Advances in data acquisition, such as DNA sequencing, have changed how we address and investigate fundamental and applied biological questions.
We are now able to generate and analyse huge and complex datasets to tackle the challenges of the 21st century, including a growing and ageing population, biodiversity, biosecurity, food security, control of infectious agents, including new and emerging diseases, and the engineering of novel enzymes to be used industrially.
The ability to effectively analyse these datasets is of critical importance in understanding these complex processes and the mechanisms that underlie them.
Mathematics, statistics, and computational science provide the foundations for methods and bioinformatics tools that can be used to extract valuable knowledge from the data generated in modern bioscience.
Bioinformatics helps us improve our understanding of mechanistic and predictive biological processes and phenomena at the organism and systems level through the harnessing of data from transformative technologies in genomics, epigenomics, metagenomics, metabolomics/metabonomics, and proteomics. Bioinformatics also helps us to link these types of data with important phenotypic traits such as crop yield and resistance to pathogens or pesticides.

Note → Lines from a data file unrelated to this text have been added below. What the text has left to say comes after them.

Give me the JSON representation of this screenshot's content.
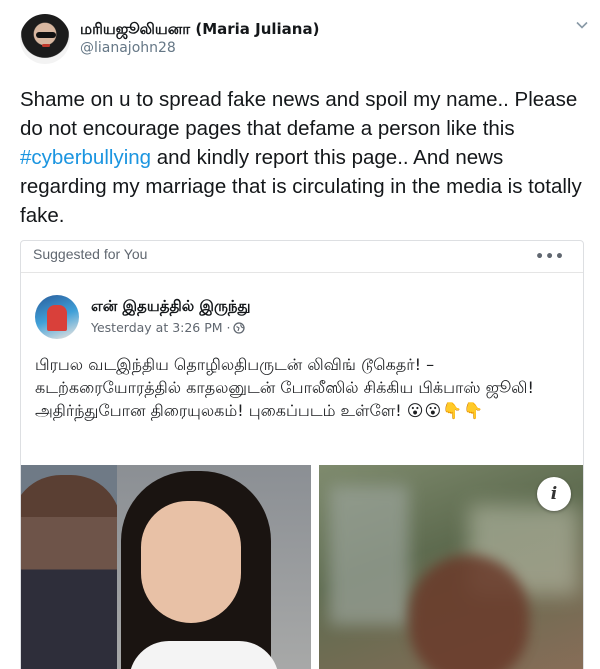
{
  "tweet": {
    "display_name": "மரியஜூலியனா (Maria Juliana)",
    "handle": "@lianajohn28",
    "text_before": "Shame on u to spread fake news and spoil my name.. Please do not encourage pages that defame a person like this ",
    "hashtag": "#cyberbullying",
    "text_after": " and kindly report this page.. And news regarding my marriage that is circulating in the media is totally fake.",
    "caret_icon": "chevron-down-icon"
  },
  "facebook_card": {
    "suggested_label": "Suggested for You",
    "more_label": "•••",
    "page_name": "என் இதயத்தில் இருந்து",
    "timestamp": "Yesterday at 3:26 PM ·",
    "post_text": "பிரபல வடஇந்திய தொழிலதிபருடன் லிவிங் டூகெதர்! – கடற்கரையோரத்தில் காதலனுடன் போலீஸில் சிக்கிய பிக்பாஸ் ஜூலி! அதிர்ந்துபோன திரையுலகம்! புகைப்படம் உள்ளே!",
    "post_emoji": "😮😮👇👇",
    "info_label": "i"
  }
}
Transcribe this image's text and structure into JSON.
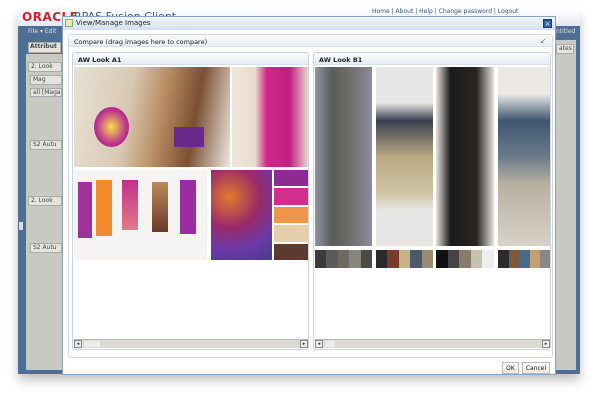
{
  "app": {
    "logo": "ORACLE",
    "title": "RPAS Fusion Client",
    "links": "Home | About | Help | Change password | Logout",
    "menu": "File ▾  Edit",
    "tab": "Attribut",
    "right_tab": "ntitled",
    "right_btn": "ates"
  },
  "side": {
    "items": [
      "2. Look",
      "Mag",
      "all [Magaz",
      "S2 Autu",
      "2. Look",
      "S2 Autu"
    ]
  },
  "dialog": {
    "title": "View/Manage Images",
    "compare_title": "Compare (drag images here to compare)",
    "ok_label": "OK",
    "cancel_label": "Cancel"
  },
  "panels": [
    {
      "title": "AW Look A1",
      "swatches": [
        "#8e2b93",
        "#d12f8c",
        "#f0964a",
        "#e4cfaa",
        "#5c3a2d"
      ]
    },
    {
      "title": "AW Look B1",
      "palettes": [
        [
          "#3a3a3a",
          "#5b5b5b",
          "#6e6a62",
          "#8a857a",
          "#4a4a46"
        ],
        [
          "#2a2a2a",
          "#7a3b2c",
          "#c9b28a",
          "#4a5a6c",
          "#9a8a70"
        ],
        [
          "#111111",
          "#444444",
          "#8a7a6a",
          "#c8c0b0",
          "#eeeeee"
        ],
        [
          "#2b2b2b",
          "#7a5a3a",
          "#4a6a8a",
          "#c8a070",
          "#888888"
        ]
      ]
    }
  ]
}
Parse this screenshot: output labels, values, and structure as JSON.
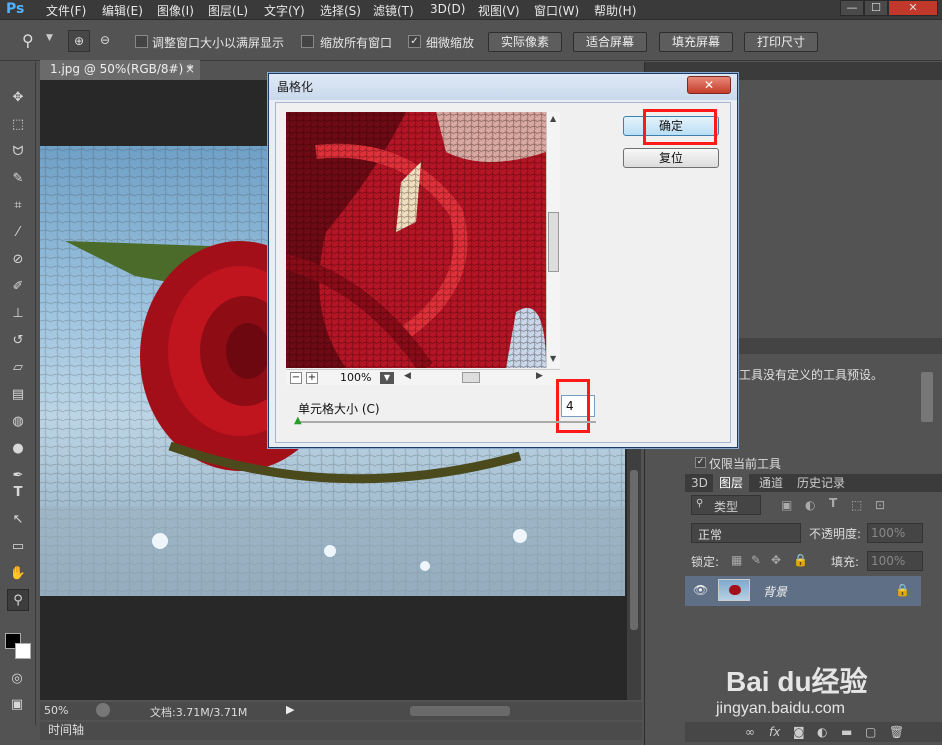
{
  "app": {
    "logo": "Ps"
  },
  "menu": [
    "文件(F)",
    "编辑(E)",
    "图像(I)",
    "图层(L)",
    "文字(Y)",
    "选择(S)",
    "滤镜(T)",
    "3D(D)",
    "视图(V)",
    "窗口(W)",
    "帮助(H)"
  ],
  "window_controls": {
    "minimize": "—",
    "maximize": "☐",
    "close": "✕"
  },
  "options": {
    "resize_window": "调整窗口大小以满屏显示",
    "zoom_all": "缩放所有窗口",
    "scrubby_zoom": "细微缩放",
    "actual_pixels": "实际像素",
    "fit_screen": "适合屏幕",
    "fill_screen": "填充屏幕",
    "print_size": "打印尺寸"
  },
  "document": {
    "tab_title": "1.jpg @ 50%(RGB/8#) *",
    "zoom": "50%",
    "doc_info": "文档:3.71M/3.71M"
  },
  "timeline": {
    "label": "时间轴"
  },
  "dialog": {
    "title": "晶格化",
    "ok_label": "确定",
    "reset_label": "复位",
    "preview_zoom": "100%",
    "cell_size_label": "单元格大小 (C)",
    "cell_size_value": "4",
    "cell_size_level": 0
  },
  "right_panel": {
    "tool_preset_msg": "工具没有定义的工具预设。",
    "current_tool_only": "仅限当前工具",
    "tabs": [
      "3D",
      "图层",
      "通道",
      "历史记录"
    ],
    "kind_label": "类型",
    "blend_mode": "正常",
    "opacity_label": "不透明度:",
    "opacity_value": "100%",
    "lock_label": "锁定:",
    "fill_label": "填充:",
    "fill_value": "100%",
    "layer_name": "背景"
  },
  "watermark": {
    "brand": "Bai du经验",
    "url": "jingyan.baidu.com"
  },
  "colors": {
    "highlight": "#ff1a1a",
    "ps_blue": "#4fb3ff",
    "dialog_bg": "#f0f0f0"
  }
}
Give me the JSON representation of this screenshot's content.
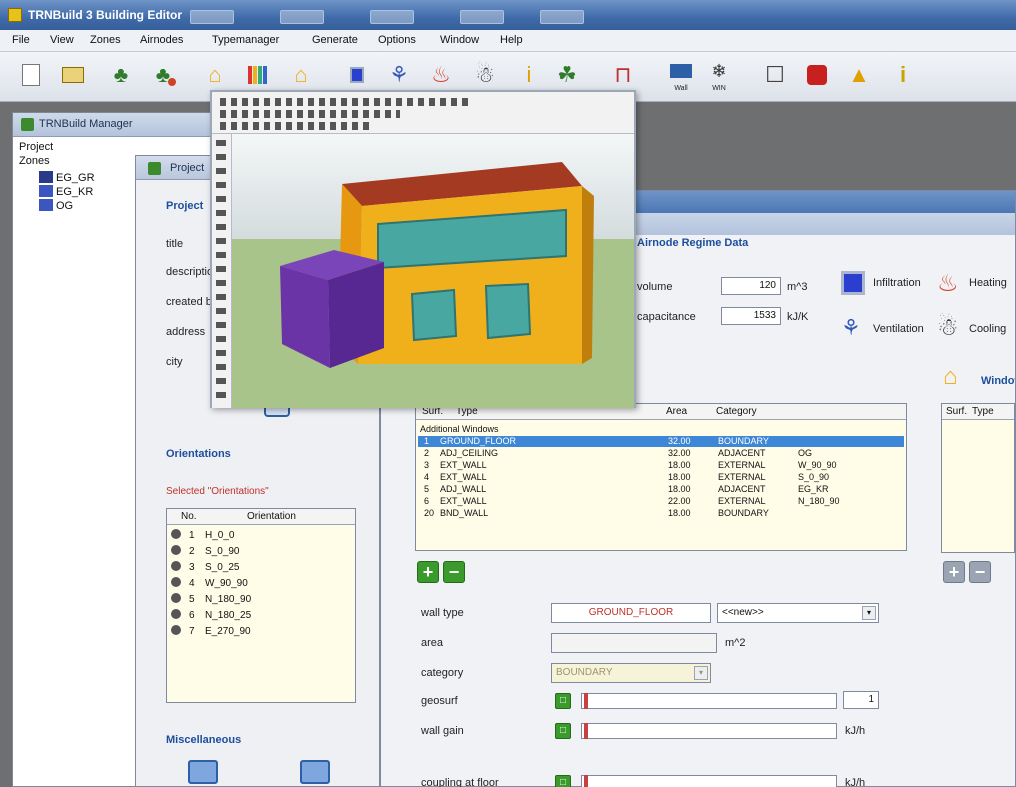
{
  "app": {
    "title": "TRNBuild 3 Building Editor",
    "menu": [
      "File",
      "View",
      "Zones",
      "Airnodes",
      "Typemanager",
      "Generate",
      "Options",
      "Window",
      "Help"
    ]
  },
  "toolbar": {
    "buttons": [
      {
        "icon": "new-file-icon"
      },
      {
        "icon": "open-file-icon"
      },
      {
        "icon": "tree-green-icon"
      },
      {
        "icon": "tree-red-icon"
      },
      {
        "icon": "house-yellow-icon"
      },
      {
        "icon": "bars-colored-icon"
      },
      {
        "icon": "house-outline-icon"
      },
      {
        "icon": "infiltration-icon"
      },
      {
        "icon": "ventilation-icon"
      },
      {
        "icon": "heating-icon"
      },
      {
        "icon": "cooling-icon"
      },
      {
        "icon": "gains-icon"
      },
      {
        "icon": "comfort-icon"
      },
      {
        "icon": "schedule-icon"
      },
      {
        "icon": "wall-type-icon",
        "caption": "Wall"
      },
      {
        "icon": "window-type-icon",
        "caption": "WIN"
      },
      {
        "icon": "lock-icon"
      },
      {
        "icon": "red-cube-icon"
      },
      {
        "icon": "triangle-icon"
      },
      {
        "icon": "info-icon"
      }
    ]
  },
  "manager": {
    "title": "TRNBuild Manager",
    "tree": {
      "project": "Project",
      "zones": "Zones",
      "items": [
        "EG_GR",
        "EG_KR",
        "OG"
      ]
    }
  },
  "project_window": {
    "title": "Project",
    "section_project": "Project",
    "fields": [
      "title",
      "description",
      "created by",
      "address",
      "city"
    ],
    "section_orientations": "Orientations",
    "selected_label": "Selected \"Orientations\"",
    "orient_columns": [
      "No.",
      "Orientation"
    ],
    "orientations": [
      {
        "no": "1",
        "name": "H_0_0"
      },
      {
        "no": "2",
        "name": "S_0_90"
      },
      {
        "no": "3",
        "name": "S_0_25"
      },
      {
        "no": "4",
        "name": "W_90_90"
      },
      {
        "no": "5",
        "name": "N_180_90"
      },
      {
        "no": "6",
        "name": "N_180_25"
      },
      {
        "no": "7",
        "name": "E_270_90"
      }
    ],
    "section_misc": "Miscellaneous"
  },
  "zone_window": {
    "header": "Airnode Regime Data",
    "volume_label": "volume",
    "volume_value": "120",
    "volume_unit": "m^3",
    "capacitance_label": "capacitance",
    "capacitance_value": "1533",
    "capacitance_unit": "kJ/K",
    "features": [
      "Infiltration",
      "Heating",
      "Ventilation",
      "Cooling"
    ],
    "windows_label": "Window",
    "walls_columns": [
      "Surf.",
      "Type",
      "Area",
      "Category"
    ],
    "walls_section": "Additional Windows",
    "walls": [
      {
        "surf": "1",
        "type": "GROUND_FLOOR",
        "area": "32.00",
        "category": "BOUNDARY",
        "extra": ""
      },
      {
        "surf": "2",
        "type": "ADJ_CEILING",
        "area": "32.00",
        "category": "ADJACENT",
        "extra": "OG"
      },
      {
        "surf": "3",
        "type": "EXT_WALL",
        "area": "18.00",
        "category": "EXTERNAL",
        "extra": "W_90_90"
      },
      {
        "surf": "4",
        "type": "EXT_WALL",
        "area": "18.00",
        "category": "EXTERNAL",
        "extra": "S_0_90"
      },
      {
        "surf": "5",
        "type": "ADJ_WALL",
        "area": "18.00",
        "category": "ADJACENT",
        "extra": "EG_KR"
      },
      {
        "surf": "6",
        "type": "EXT_WALL",
        "area": "22.00",
        "category": "EXTERNAL",
        "extra": "N_180_90"
      },
      {
        "surf": "20",
        "type": "BND_WALL",
        "area": "18.00",
        "category": "BOUNDARY",
        "extra": ""
      }
    ],
    "right_columns": [
      "Surf.",
      "Type"
    ],
    "form": {
      "wall_type_label": "wall type",
      "wall_type_value": "GROUND_FLOOR",
      "new_option": "<<new>>",
      "area_label": "area",
      "area_unit": "m^2",
      "category_label": "category",
      "category_value": "BOUNDARY",
      "geosurf_label": "geosurf",
      "geosurf_value": "1",
      "wall_gain_label": "wall gain",
      "wall_gain_unit": "kJ/h",
      "coupling_label": "coupling at floor",
      "coupling_unit": "kJ/h"
    }
  },
  "colors": {
    "title_bar": "#3f6ba8",
    "selection": "#3e86d6",
    "accent_green": "#3a9a2c",
    "house_orange": "#f0b01c",
    "roof_red": "#a53a22",
    "annex_purple": "#6a33a6",
    "window_teal": "#49a7a2"
  }
}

We are developing and using bioinformatics tools to gain a better understanding of biological systems at the genomic and whole system level. When working with largely uncharacterised genomes and systems, informatics challenges are often encountered. This means we must develop new methods for analysing, managing, and visualising data.
Our bioinformatics teams work on these problems:
Some of our bioinformatics software tools available for download include:
Our social media monitoring tool Vizie is transforming the way government agencies listen to, understand and respond to customer feedback from social media.
We’ve developed a tool called ‘We Feel’ to see if social media can accurately map our emotions and help us better understand mental health.